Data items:
****************

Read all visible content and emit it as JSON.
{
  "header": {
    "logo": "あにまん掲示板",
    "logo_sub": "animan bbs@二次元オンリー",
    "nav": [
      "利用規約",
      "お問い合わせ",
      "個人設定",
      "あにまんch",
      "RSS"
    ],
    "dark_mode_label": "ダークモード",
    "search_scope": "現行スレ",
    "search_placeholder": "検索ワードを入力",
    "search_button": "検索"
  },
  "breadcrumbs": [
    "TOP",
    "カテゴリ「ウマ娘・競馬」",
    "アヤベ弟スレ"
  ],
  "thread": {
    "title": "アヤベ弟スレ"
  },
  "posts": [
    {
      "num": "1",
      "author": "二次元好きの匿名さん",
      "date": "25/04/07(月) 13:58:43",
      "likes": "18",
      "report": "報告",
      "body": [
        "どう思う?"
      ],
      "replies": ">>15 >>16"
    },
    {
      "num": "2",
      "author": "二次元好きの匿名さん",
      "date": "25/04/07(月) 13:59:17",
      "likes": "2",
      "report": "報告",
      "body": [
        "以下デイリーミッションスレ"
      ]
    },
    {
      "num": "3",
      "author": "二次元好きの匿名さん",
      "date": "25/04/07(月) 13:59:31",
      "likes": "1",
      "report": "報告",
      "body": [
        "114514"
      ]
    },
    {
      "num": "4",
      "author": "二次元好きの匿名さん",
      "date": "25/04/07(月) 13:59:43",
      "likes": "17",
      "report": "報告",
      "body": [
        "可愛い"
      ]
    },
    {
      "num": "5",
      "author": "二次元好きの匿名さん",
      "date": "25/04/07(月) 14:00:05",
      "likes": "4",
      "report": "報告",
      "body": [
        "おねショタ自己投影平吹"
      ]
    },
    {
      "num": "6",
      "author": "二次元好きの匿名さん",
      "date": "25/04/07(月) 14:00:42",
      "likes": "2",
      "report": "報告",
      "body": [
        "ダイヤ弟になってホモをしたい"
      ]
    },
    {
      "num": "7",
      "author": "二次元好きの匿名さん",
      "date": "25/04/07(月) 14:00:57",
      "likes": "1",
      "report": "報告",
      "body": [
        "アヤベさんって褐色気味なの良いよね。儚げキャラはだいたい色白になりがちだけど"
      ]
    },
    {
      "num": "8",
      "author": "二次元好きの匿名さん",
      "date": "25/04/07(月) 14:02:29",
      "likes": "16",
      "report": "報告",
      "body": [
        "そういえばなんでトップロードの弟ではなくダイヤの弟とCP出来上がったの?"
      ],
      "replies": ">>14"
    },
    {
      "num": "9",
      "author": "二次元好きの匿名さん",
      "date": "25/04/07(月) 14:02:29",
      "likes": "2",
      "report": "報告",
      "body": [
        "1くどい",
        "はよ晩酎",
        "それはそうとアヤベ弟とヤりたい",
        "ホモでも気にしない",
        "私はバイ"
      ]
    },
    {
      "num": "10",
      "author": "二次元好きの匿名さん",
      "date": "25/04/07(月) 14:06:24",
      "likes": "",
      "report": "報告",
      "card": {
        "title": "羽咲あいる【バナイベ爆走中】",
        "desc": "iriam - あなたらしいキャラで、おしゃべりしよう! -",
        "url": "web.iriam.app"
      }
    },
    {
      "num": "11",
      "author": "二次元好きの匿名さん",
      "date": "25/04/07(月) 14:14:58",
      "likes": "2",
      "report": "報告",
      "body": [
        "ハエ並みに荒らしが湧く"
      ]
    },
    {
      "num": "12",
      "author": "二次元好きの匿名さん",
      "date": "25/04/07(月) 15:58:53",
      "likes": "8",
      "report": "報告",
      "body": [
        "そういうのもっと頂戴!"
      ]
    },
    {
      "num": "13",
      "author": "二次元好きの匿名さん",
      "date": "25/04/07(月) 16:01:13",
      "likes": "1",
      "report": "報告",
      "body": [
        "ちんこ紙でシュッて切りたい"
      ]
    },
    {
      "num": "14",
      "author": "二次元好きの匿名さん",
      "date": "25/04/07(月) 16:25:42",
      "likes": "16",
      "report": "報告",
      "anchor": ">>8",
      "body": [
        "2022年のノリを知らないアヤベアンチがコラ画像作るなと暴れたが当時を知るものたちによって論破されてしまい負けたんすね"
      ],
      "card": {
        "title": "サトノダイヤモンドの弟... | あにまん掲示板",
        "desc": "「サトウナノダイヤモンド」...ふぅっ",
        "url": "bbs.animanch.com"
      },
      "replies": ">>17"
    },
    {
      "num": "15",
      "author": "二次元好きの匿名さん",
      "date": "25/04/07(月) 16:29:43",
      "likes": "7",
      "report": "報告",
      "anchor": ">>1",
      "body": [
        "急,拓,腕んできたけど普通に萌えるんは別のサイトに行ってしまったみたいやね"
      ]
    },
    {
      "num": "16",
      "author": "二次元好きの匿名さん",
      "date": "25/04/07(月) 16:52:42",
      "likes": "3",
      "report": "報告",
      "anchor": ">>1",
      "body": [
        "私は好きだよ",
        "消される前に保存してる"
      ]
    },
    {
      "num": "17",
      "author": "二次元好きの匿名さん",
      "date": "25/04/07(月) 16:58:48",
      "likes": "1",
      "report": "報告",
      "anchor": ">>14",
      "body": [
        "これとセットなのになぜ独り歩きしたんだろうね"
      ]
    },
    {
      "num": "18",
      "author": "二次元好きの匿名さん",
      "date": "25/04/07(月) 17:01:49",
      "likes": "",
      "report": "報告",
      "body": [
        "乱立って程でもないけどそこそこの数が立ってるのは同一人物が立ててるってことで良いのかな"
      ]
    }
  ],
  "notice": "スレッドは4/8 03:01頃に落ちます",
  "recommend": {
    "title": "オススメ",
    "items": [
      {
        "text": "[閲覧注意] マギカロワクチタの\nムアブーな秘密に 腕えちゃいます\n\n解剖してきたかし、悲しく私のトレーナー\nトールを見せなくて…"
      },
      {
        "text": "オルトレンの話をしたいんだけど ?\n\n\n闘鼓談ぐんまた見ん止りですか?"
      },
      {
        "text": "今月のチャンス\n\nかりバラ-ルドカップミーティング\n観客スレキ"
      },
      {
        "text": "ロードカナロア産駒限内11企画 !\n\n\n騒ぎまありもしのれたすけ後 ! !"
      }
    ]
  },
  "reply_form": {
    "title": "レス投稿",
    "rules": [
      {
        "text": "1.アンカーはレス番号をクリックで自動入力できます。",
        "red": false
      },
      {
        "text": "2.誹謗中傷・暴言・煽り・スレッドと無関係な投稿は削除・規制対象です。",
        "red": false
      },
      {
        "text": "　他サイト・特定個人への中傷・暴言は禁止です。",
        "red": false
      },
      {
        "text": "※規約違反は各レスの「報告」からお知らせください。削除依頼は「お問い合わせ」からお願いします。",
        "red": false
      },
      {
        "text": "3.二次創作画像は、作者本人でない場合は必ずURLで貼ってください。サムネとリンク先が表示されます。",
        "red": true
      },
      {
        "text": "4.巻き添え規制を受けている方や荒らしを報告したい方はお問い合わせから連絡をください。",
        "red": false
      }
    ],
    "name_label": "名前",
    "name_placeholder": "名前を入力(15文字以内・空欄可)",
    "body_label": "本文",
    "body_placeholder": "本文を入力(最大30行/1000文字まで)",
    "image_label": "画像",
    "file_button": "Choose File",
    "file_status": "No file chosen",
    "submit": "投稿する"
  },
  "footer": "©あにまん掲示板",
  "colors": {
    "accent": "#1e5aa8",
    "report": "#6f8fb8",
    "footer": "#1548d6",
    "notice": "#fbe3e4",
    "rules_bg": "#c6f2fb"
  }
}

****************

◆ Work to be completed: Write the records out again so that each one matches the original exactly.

◆ Solution to the exercise:
Read all visible content and emit it as JSON.
{
  "header": {
    "logo": "あにまん掲示板",
    "logo_sub": "animan bbs@二次元オンリー",
    "nav": [
      "利用規約",
      "お問い合わせ",
      "個人設定",
      "あにまんch",
      "RSS"
    ],
    "dark_mode_label": "ダークモード",
    "search_scope": "現行スレ",
    "search_placeholder": "検索ワードを入力",
    "search_button": "検索"
  },
  "breadcrumbs": [
    "TOP",
    "カテゴリ「ウマ娘・競馬」",
    "アヤベ弟スレ"
  ],
  "thread": {
    "title": "アヤベ弟スレ"
  },
  "posts": [
    {
      "num": "1",
      "author": "二次元好きの匿名さん",
      "date": "25/04/07(月) 13:58:43",
      "likes": "18",
      "report": "報告",
      "body": [
        "どう思う?"
      ],
      "replies": ">>15 >>16"
    },
    {
      "num": "2",
      "author": "二次元好きの匿名さん",
      "date": "25/04/07(月) 13:59:17",
      "likes": "2",
      "report": "報告",
      "body": [
        "以下デイリーミッションスレ"
      ]
    },
    {
      "num": "3",
      "author": "二次元好きの匿名さん",
      "date": "25/04/07(月) 13:59:31",
      "likes": "1",
      "report": "報告",
      "body": [
        "114514"
      ]
    },
    {
      "num": "4",
      "author": "二次元好きの匿名さん",
      "date": "25/04/07(月) 13:59:43",
      "likes": "17",
      "report": "報告",
      "body": [
        "可愛い"
      ]
    },
    {
      "num": "5",
      "author": "二次元好きの匿名さん",
      "date": "25/04/07(月) 14:00:05",
      "likes": "4",
      "report": "報告",
      "body": [
        "おねショタ自己投影平吹"
      ]
    },
    {
      "num": "6",
      "author": "二次元好きの匿名さん",
      "date": "25/04/07(月) 14:00:42",
      "likes": "2",
      "report": "報告",
      "body": [
        "ダイヤ弟になってホモをしたい"
      ]
    },
    {
      "num": "7",
      "author": "二次元好きの匿名さん",
      "date": "25/04/07(月) 14:00:57",
      "likes": "1",
      "report": "報告",
      "body": [
        "アヤベさんって褐色気味なの良いよね。儚げキャラはだいたい色白になりがちだけど"
      ]
    },
    {
      "num": "8",
      "author": "二次元好きの匿名さん",
      "date": "25/04/07(月) 14:02:29",
      "likes": "16",
      "report": "報告",
      "body": [
        "そういえばなんでトップロードの弟ではなくダイヤの弟とCP出来上がったの?"
      ],
      "replies": ">>14"
    },
    {
      "num": "9",
      "author": "二次元好きの匿名さん",
      "date": "25/04/07(月) 14:02:29",
      "likes": "2",
      "report": "報告",
      "body": [
        "1くどい",
        "はよ晩酎",
        "それはそうとアヤベ弟とヤりたい",
        "ホモでも気にしない",
        "私はバイ"
      ]
    },
    {
      "num": "10",
      "author": "二次元好きの匿名さん",
      "date": "25/04/07(月) 14:06:24",
      "likes": "",
      "report": "報告",
      "card": {
        "title": "羽咲あいる【バナイベ爆走中】",
        "desc": "iriam - あなたらしいキャラで、おしゃべりしよう! -",
        "url": "web.iriam.app"
      }
    },
    {
      "num": "11",
      "author": "二次元好きの匿名さん",
      "date": "25/04/07(月) 14:14:58",
      "likes": "2",
      "report": "報告",
      "body": [
        "ハエ並みに荒らしが湧く"
      ]
    },
    {
      "num": "12",
      "author": "二次元好きの匿名さん",
      "date": "25/04/07(月) 15:58:53",
      "likes": "8",
      "report": "報告",
      "body": [
        "そういうのもっと頂戴!"
      ]
    },
    {
      "num": "13",
      "author": "二次元好きの匿名さん",
      "date": "25/04/07(月) 16:01:13",
      "likes": "1",
      "report": "報告",
      "body": [
        "ちんこ紙でシュッて切りたい"
      ]
    },
    {
      "num": "14",
      "author": "二次元好きの匿名さん",
      "date": "25/04/07(月) 16:25:42",
      "likes": "16",
      "report": "報告",
      "anchor": ">>8",
      "body": [
        "2022年のノリを知らないアヤベアンチがコラ画像作るなと暴れたが当時を知るものたちによって論破されてしまい負けたんすね"
      ],
      "card": {
        "title": "サトノダイヤモンドの弟... | あにまん掲示板",
        "desc": "「サトウナノダイヤモンド」...ふぅっ",
        "url": "bbs.animanch.com"
      },
      "replies": ">>17"
    },
    {
      "num": "15",
      "author": "二次元好きの匿名さん",
      "date": "25/04/07(月) 16:29:43",
      "likes": "7",
      "report": "報告",
      "anchor": ">>1",
      "body": [
        "急,拓,腕んできたけど普通に萌えるんは別のサイトに行ってしまったみたいやね"
      ]
    },
    {
      "num": "16",
      "author": "二次元好きの匿名さん",
      "date": "25/04/07(月) 16:52:42",
      "likes": "3",
      "report": "報告",
      "anchor": ">>1",
      "body": [
        "私は好きだよ",
        "消される前に保存してる"
      ]
    },
    {
      "num": "17",
      "author": "二次元好きの匿名さん",
      "date": "25/04/07(月) 16:58:48",
      "likes": "1",
      "report": "報告",
      "anchor": ">>14",
      "body": [
        "これとセットなのになぜ独り歩きしたんだろうね"
      ]
    },
    {
      "num": "18",
      "author": "二次元好きの匿名さん",
      "date": "25/04/07(月) 17:01:49",
      "likes": "",
      "report": "報告",
      "body": [
        "乱立って程でもないけどそこそこの数が立ってるのは同一人物が立ててるってことで良いのかな"
      ]
    }
  ],
  "notice": "スレッドは4/8 03:01頃に落ちます",
  "recommend": {
    "title": "オススメ",
    "items": [
      {
        "text": "[閲覧注意] マギカロワクチタの\nムアブーな秘密に 腕えちゃいます\n\n解剖してきたかし、悲しく私のトレーナー\nトールを見せなくて…"
      },
      {
        "text": "オルトレンの話をしたいんだけど ?\n\n\n闘鼓談ぐんまた見ん止りですか?"
      },
      {
        "text": "今月のチャンス\n\nかりバラ-ルドカップミーティング\n観客スレキ"
      },
      {
        "text": "ロードカナロア産駒限内11企画 !\n\n\n騒ぎまありもしのれたすけ後 ! !"
      }
    ]
  },
  "reply_form": {
    "title": "レス投稿",
    "rules": [
      {
        "text": "1.アンカーはレス番号をクリックで自動入力できます。",
        "red": false
      },
      {
        "text": "2.誹謗中傷・暴言・煽り・スレッドと無関係な投稿は削除・規制対象です。",
        "red": false
      },
      {
        "text": "　他サイト・特定個人への中傷・暴言は禁止です。",
        "red": false
      },
      {
        "text": "※規約違反は各レスの「報告」からお知らせください。削除依頼は「お問い合わせ」からお願いします。",
        "red": false
      },
      {
        "text": "3.二次創作画像は、作者本人でない場合は必ずURLで貼ってください。サムネとリンク先が表示されます。",
        "red": true
      },
      {
        "text": "4.巻き添え規制を受けている方や荒らしを報告したい方はお問い合わせから連絡をください。",
        "red": false
      }
    ],
    "name_label": "名前",
    "name_placeholder": "名前を入力(15文字以内・空欄可)",
    "body_label": "本文",
    "body_placeholder": "本文を入力(最大30行/1000文字まで)",
    "image_label": "画像",
    "file_button": "Choose File",
    "file_status": "No file chosen",
    "submit": "投稿する"
  },
  "footer": "©あにまん掲示板",
  "colors": {
    "accent": "#1e5aa8",
    "report": "#6f8fb8",
    "footer": "#1548d6",
    "notice": "#fbe3e4",
    "rules_bg": "#c6f2fb"
  }
}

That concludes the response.